When people think of South Korea, one thing that primarily comes to mind is technology. Korea is one of the leading countries in new technology (hello, Samsung!) and the way that it permeates the culture is unlike any other country I’ve been to. In the US, I always found the sight of everyone staring at their phones all the time a little sad. In Korea, it’s not only accepted, it’s embraced. Friends on their phones together at dinner, special apps that are only for couples, watching k-dramas on the metro… technology is just another part of their lives, their phones another appendage. It’s truly a selfie culture.
So on our way to Myeong-Dong, Kathy and I stopped by the Yongsan Electronics Market. It’s a giant sprawling space of indoor and outdoor malls with stall after stall of any type of technology you could dream of.
This floor was just cameras and tablets, aka my favorite floor.
Post-browsing meal of kimchi udon and chicken tonkatsu.
Myeong-dong is similar to Times Square in NYC in that it’s super bright, filled with shops, food stalls, and tourists. It’s one of the main tourism centers in Seoul.
A shop dedicated to colored contacts.
Yessss street food. My favorite part.
Mmm, soondae: a Korean blood sausage. It’s pork intestine, filled with noodles, barley, herbs, and pork blood. Absolutely tasty and delicious.
Koreans love their socks. These all cost less than $1. I think I picked up about 10 pairs over the duration of my trip.
Who knew cotton candy could become an art form?
Our favorite part of Myeong-dong, the Goyangi Darakbang (literally “Attic Cat”) cat cafe! We’re both unabashed cat ladies, so this spot was a must see on our list. It has an entry fee of ₩8000 (about $8) but that includes a drink and you can stay as long as you like.
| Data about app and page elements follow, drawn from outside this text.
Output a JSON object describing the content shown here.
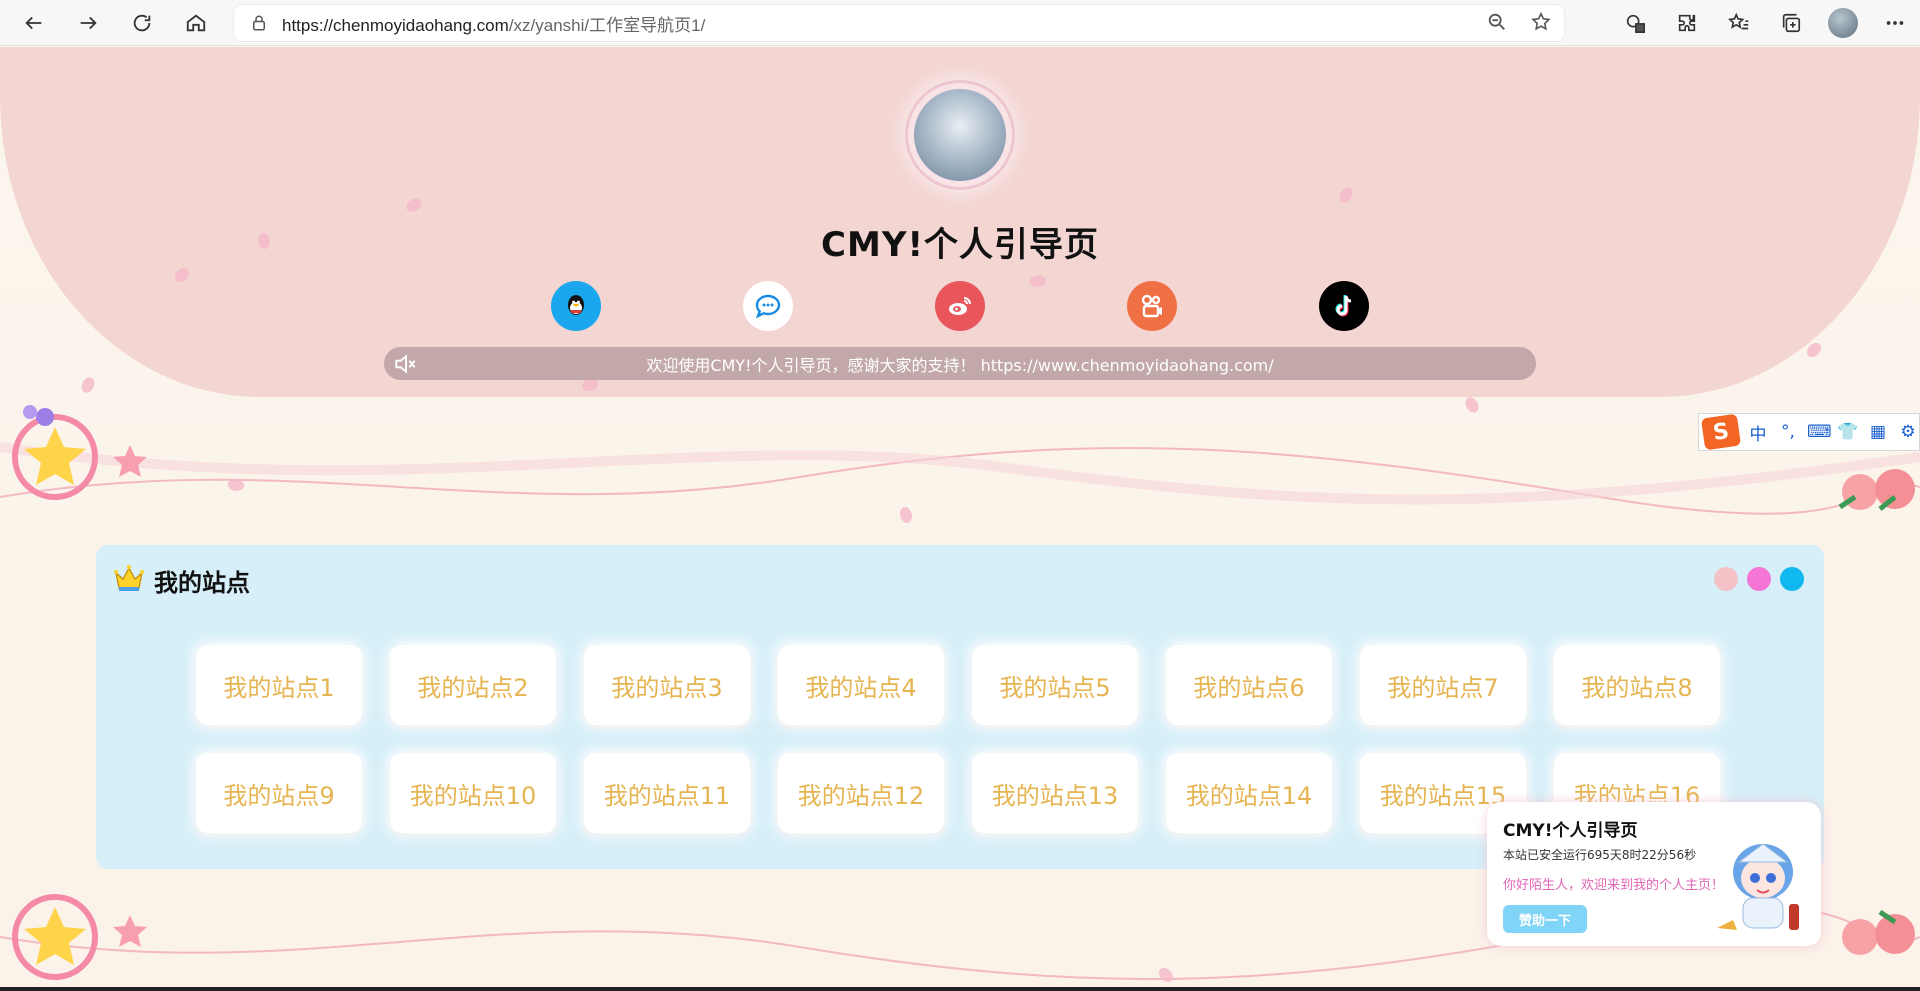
{
  "browser": {
    "url_host": "https://chenmoyidaohang.com",
    "url_path": "/xz/yanshi/工作室导航页1/"
  },
  "hero": {
    "title": "CMY!个人引导页",
    "notice": "欢迎使用CMY!个人引导页，感谢大家的支持！ https://www.chenmoyidaohang.com/",
    "socials": [
      {
        "name": "qq-icon",
        "color": "#1aa7ee"
      },
      {
        "name": "chat-bubble-icon",
        "color": "#ffffff"
      },
      {
        "name": "weibo-icon",
        "color": "#e8555a"
      },
      {
        "name": "kuaishou-icon",
        "color": "#f07046"
      },
      {
        "name": "tiktok-icon",
        "color": "#000000"
      }
    ]
  },
  "ime": {
    "logo": "S",
    "items": [
      "中",
      "°,",
      "⌨",
      "👕",
      "▦",
      "⚙"
    ]
  },
  "sites": {
    "title": "我的站点",
    "dot_colors": [
      "#f4c2c6",
      "#f575d6",
      "#0fb8ef"
    ],
    "items": [
      "我的站点1",
      "我的站点2",
      "我的站点3",
      "我的站点4",
      "我的站点5",
      "我的站点6",
      "我的站点7",
      "我的站点8",
      "我的站点9",
      "我的站点10",
      "我的站点11",
      "我的站点12",
      "我的站点13",
      "我的站点14",
      "我的站点15",
      "我的站点16"
    ]
  },
  "card": {
    "title": "CMY!个人引导页",
    "runtime": "本站已安全运行695天8时22分56秒",
    "greet": "你好陌生人，欢迎来到我的个人主页！",
    "button": "赞助一下"
  }
}
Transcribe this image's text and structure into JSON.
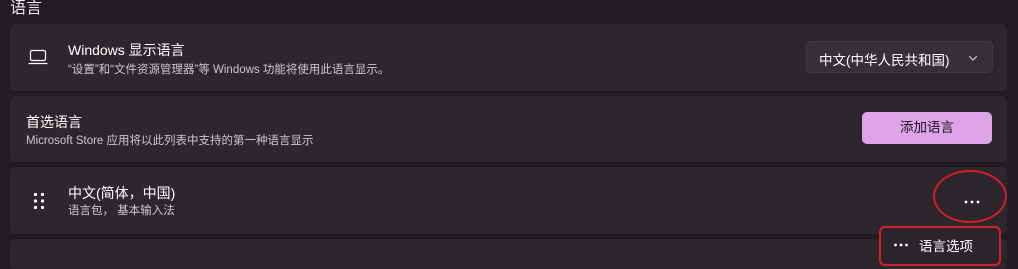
{
  "section_title": "语言",
  "display_language": {
    "title": "Windows 显示语言",
    "description": "“设置”和“文件资源管理器”等 Windows 功能将使用此语言显示。",
    "selected": "中文(中华人民共和国)",
    "icon": "monitor-icon"
  },
  "preferred_languages": {
    "title": "首选语言",
    "description": "Microsoft Store 应用将以此列表中支持的第一种语言显示",
    "add_button": "添加语言"
  },
  "language_item": {
    "name": "中文(简体，中国)",
    "details": "语言包， 基本输入法",
    "more_icon": "more-horizontal-icon",
    "grip_icon": "drag-handle-icon"
  },
  "context_menu": {
    "option_label": "语言选项",
    "icon": "more-horizontal-icon"
  },
  "colors": {
    "background": "#221c22",
    "card": "#2d272d",
    "accent": "#dda4e8",
    "annotation": "#d21e2a"
  }
}
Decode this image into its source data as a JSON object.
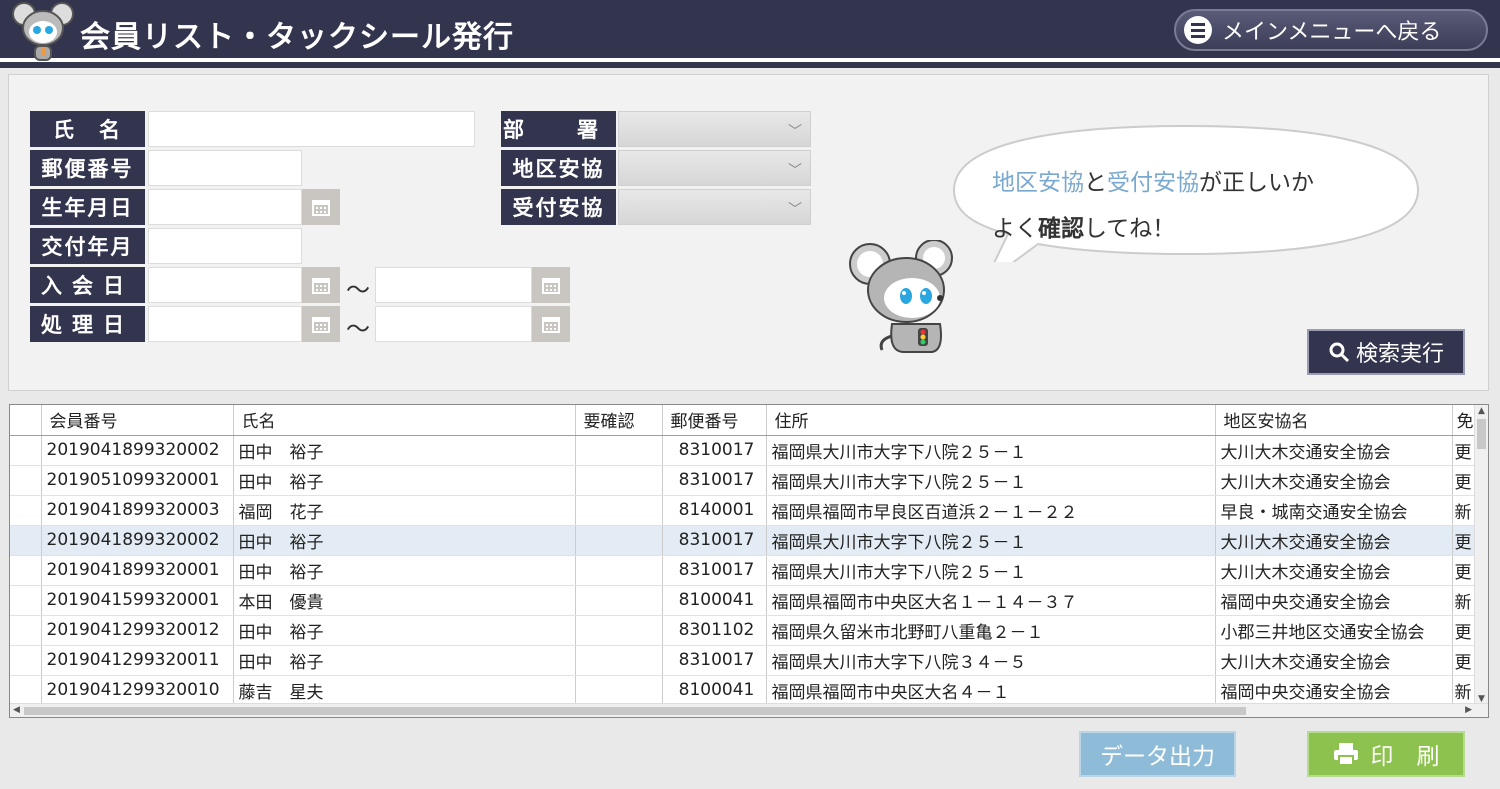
{
  "header": {
    "title": "会員リスト・タックシール発行",
    "menu_label": "メインメニューへ戻る"
  },
  "form": {
    "name_label": "氏　名",
    "postal_label": "郵便番号",
    "birth_label": "生年月日",
    "issue_label": "交付年月",
    "join_label": "入会日",
    "process_label": "処理日",
    "dept_label": "部　署",
    "district_label": "地区安協",
    "reception_label": "受付安協",
    "range_sep": "〜"
  },
  "bubble": {
    "hl1": "地区安協",
    "t1": "と",
    "hl2": "受付安協",
    "t2": "が正しいか",
    "l2a": "よく",
    "l2b": "確認",
    "l2c": "してね！"
  },
  "buttons": {
    "search": "検索実行",
    "data_export": "データ出力",
    "print": "印　刷"
  },
  "table": {
    "columns": [
      "会員番号",
      "氏名",
      "要確認",
      "郵便番号",
      "住所",
      "地区安協名",
      "免"
    ],
    "rows": [
      [
        "2019041899320002",
        "田中　裕子",
        "",
        "8310017",
        "福岡県大川市大字下八院２５－１",
        "大川大木交通安全協会",
        "更"
      ],
      [
        "2019051099320001",
        "田中　裕子",
        "",
        "8310017",
        "福岡県大川市大字下八院２５－１",
        "大川大木交通安全協会",
        "更"
      ],
      [
        "2019041899320003",
        "福岡　花子",
        "",
        "8140001",
        "福岡県福岡市早良区百道浜２－１－２２",
        "早良・城南交通安全協会",
        "新"
      ],
      [
        "2019041899320002",
        "田中　裕子",
        "",
        "8310017",
        "福岡県大川市大字下八院２５－１",
        "大川大木交通安全協会",
        "更"
      ],
      [
        "2019041899320001",
        "田中　裕子",
        "",
        "8310017",
        "福岡県大川市大字下八院２５－１",
        "大川大木交通安全協会",
        "更"
      ],
      [
        "2019041599320001",
        "本田　優貴",
        "",
        "8100041",
        "福岡県福岡市中央区大名１－１４－３７",
        "福岡中央交通安全協会",
        "新"
      ],
      [
        "2019041299320012",
        "田中　裕子",
        "",
        "8301102",
        "福岡県久留米市北野町八重亀２－１",
        "小郡三井地区交通安全協会",
        "更"
      ],
      [
        "2019041299320011",
        "田中　裕子",
        "",
        "8310017",
        "福岡県大川市大字下八院３４－５",
        "大川大木交通安全協会",
        "更"
      ],
      [
        "2019041299320010",
        "藤吉　星夫",
        "",
        "8100041",
        "福岡県福岡市中央区大名４－１",
        "福岡中央交通安全協会",
        "新"
      ]
    ],
    "selected_row": 3
  }
}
There are about 20 cats of varying ages and breeds in the small cafe, and unlike many house cats, these won’t run away if you try to pet them. Located at: 51-14 Myeongdong 2(i)-ga, Jung-gu, Seoul.
The yellow bandana means “not friendly for children” but this dude was chillin with us the entire time.
The workers of the cafe are able to handle cats unlike anyone I’ve ever seen. This cat is not amused, but if I tried to do this with my cat at home, he would probably claw my hands and never come near me again.
Myeong-dong at night.
Awesome sweatshirt, spelling Seoul with a hangul “S”.
Cornbread egg treat. Mmmmm.
Above this cosmetics store was one of the most beautiful places I’ve ever seen….
…a delicious, authentic, Korean BBQ spot. Wangbijib (왕비집 명동본점), one of the most popular spots in Seoul, was worth the wait. The bbq is cooked by one of the servers over a coal pit in the middle of the table. We chose to go with the traditional beef cut along with a pork belly dish. The entire meal cost us about $40, and it was worth every penny. Located at: 2F 63-6 Chungmuro-2ga, Jung-gu, Seoul.
Egg yolk on a cucumber/noodle salad, a traditional k-bbq side dish.
Just a delicious pile of meat being cooked to perfection right in front of us.
The standard way to eat Korean BBQ: take a lettuce leaf, place a piece of meat, kimchi, and other sides, wrap it up and eat it in one bite. My personal favorite touch was adding some grilled garlic on top.
Succulent amazing pork belly. Food coma for days after this meal.
However, we still had enough room for dessert: a plain cookie-cracker baked into a ball shape and covered in chocolate. You smash it with a hammer when you buy it, so you can eat the pieces. Perfect way to end the day.